PROBLEM
For each line in the data that includes "views", make a copy.

Top of PROVIDED INFORMATION

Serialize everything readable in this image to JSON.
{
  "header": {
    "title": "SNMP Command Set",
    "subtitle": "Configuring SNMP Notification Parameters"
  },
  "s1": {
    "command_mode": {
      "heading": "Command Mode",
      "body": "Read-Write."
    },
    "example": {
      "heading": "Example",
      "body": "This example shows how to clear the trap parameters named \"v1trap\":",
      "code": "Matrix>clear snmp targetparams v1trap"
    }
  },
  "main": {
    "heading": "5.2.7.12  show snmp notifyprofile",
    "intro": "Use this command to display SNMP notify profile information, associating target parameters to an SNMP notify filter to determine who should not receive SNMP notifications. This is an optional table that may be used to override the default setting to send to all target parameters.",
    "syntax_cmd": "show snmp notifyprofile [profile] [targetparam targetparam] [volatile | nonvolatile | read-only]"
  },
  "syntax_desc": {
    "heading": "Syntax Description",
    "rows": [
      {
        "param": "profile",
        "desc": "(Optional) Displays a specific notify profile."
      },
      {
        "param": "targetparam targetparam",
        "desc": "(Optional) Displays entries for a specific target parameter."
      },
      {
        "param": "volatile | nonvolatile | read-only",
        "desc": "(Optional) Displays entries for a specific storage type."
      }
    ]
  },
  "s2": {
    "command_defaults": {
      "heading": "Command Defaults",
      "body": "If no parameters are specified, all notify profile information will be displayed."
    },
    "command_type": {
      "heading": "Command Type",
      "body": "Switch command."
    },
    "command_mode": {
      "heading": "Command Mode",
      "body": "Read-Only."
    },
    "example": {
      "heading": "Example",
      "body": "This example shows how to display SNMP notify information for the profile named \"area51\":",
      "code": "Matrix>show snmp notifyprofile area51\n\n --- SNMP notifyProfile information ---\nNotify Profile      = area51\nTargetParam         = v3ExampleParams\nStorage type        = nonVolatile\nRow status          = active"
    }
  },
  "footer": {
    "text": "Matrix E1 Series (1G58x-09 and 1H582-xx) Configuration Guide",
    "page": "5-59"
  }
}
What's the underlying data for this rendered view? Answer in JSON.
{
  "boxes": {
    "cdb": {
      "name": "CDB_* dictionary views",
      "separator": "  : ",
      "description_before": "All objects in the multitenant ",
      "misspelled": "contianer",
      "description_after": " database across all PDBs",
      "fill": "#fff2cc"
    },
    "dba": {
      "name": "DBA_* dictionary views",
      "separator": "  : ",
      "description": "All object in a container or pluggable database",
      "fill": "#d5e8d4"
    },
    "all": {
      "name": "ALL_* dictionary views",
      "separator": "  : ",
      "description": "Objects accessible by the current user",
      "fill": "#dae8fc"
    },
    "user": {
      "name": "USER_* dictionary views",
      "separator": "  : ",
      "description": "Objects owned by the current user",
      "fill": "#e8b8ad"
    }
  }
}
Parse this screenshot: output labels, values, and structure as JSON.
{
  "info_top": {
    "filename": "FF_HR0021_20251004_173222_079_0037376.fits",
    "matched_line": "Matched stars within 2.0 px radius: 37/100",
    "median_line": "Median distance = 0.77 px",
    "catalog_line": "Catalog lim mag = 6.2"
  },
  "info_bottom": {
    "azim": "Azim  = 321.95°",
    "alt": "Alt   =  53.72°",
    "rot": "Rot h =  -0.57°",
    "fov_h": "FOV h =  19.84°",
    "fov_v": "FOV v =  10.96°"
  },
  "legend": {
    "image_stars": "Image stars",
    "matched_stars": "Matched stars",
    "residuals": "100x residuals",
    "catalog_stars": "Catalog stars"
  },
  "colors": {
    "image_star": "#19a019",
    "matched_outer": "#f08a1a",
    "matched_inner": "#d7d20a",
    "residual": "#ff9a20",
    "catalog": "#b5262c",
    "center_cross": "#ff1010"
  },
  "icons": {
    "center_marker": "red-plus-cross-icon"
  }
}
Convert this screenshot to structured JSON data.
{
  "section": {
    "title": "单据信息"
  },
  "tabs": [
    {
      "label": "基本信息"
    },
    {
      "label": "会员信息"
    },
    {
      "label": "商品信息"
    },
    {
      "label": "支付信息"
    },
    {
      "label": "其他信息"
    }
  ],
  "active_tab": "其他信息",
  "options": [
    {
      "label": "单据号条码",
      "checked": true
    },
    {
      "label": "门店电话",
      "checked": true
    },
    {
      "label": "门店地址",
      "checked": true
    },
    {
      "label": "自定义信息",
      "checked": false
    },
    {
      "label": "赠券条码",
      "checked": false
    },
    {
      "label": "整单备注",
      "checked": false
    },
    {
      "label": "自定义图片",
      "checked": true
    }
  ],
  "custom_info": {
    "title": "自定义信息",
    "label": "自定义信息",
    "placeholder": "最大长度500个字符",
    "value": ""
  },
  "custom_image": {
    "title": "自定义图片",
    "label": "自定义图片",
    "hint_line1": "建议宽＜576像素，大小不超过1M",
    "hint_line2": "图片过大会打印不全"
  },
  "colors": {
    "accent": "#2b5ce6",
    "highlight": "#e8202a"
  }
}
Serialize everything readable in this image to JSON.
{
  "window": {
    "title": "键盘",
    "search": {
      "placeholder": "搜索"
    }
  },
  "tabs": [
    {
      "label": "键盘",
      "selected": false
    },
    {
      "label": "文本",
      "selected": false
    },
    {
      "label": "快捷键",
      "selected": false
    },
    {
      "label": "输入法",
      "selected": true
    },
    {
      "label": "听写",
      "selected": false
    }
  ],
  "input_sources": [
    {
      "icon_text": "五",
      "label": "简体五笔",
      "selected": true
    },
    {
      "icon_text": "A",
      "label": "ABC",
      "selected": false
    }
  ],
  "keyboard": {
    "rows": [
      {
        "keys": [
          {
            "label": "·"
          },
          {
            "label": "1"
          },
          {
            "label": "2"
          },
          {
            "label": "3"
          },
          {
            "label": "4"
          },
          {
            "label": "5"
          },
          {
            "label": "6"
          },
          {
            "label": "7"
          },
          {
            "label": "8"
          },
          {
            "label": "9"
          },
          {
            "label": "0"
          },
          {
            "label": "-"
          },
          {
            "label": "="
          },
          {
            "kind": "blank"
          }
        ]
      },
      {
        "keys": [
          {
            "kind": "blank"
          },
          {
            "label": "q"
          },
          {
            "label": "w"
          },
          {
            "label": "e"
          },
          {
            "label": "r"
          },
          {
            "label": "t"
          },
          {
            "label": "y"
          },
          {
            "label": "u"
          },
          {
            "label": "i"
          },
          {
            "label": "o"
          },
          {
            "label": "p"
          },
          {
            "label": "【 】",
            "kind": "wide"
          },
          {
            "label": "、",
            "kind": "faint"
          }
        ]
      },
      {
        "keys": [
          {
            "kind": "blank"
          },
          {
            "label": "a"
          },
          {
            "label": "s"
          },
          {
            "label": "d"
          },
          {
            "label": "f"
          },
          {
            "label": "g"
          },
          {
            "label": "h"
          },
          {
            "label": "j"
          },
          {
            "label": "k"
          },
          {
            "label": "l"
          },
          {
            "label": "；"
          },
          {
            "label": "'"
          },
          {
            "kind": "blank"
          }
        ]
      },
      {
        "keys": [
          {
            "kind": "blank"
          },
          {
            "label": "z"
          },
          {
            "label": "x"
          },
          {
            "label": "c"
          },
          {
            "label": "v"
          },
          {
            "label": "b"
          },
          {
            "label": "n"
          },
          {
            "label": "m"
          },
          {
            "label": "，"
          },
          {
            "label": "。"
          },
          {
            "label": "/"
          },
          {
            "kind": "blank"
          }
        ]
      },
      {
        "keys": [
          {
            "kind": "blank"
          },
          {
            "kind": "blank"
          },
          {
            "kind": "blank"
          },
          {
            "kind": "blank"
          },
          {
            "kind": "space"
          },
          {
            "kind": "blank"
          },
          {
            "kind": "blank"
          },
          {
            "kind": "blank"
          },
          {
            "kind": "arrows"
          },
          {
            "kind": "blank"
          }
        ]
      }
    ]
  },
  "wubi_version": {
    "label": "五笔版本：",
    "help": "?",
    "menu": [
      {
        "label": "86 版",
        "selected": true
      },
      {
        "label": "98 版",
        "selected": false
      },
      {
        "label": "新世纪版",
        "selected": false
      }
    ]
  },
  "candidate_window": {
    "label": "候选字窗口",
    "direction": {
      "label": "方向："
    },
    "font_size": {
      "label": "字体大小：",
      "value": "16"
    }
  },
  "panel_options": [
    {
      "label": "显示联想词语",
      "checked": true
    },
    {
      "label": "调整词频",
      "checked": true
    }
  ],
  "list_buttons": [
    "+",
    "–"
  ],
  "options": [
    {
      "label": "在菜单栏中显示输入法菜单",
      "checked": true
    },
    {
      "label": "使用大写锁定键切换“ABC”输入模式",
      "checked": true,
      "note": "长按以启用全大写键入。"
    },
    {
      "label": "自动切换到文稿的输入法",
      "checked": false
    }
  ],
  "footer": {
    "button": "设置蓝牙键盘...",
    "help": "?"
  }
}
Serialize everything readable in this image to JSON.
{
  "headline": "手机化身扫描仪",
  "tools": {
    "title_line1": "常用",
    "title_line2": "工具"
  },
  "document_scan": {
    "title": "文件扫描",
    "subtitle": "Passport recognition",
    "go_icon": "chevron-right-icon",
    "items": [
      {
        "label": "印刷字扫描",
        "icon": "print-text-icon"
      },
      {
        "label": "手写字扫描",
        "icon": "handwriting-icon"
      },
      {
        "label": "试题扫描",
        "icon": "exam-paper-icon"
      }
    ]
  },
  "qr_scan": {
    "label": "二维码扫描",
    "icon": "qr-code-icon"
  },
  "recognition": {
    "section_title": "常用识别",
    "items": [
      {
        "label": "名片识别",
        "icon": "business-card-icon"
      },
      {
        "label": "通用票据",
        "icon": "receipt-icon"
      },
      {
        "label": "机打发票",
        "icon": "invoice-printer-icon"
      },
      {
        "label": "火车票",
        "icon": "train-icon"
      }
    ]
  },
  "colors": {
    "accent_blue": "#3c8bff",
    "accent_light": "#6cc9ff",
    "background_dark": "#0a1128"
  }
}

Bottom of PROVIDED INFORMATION

EXERCISE OUTPUT
      "name": "CDB_* dictionary views",
      "name": "DBA_* dictionary views",
      "name": "ALL_* dictionary views",
      "name": "USER_* dictionary views",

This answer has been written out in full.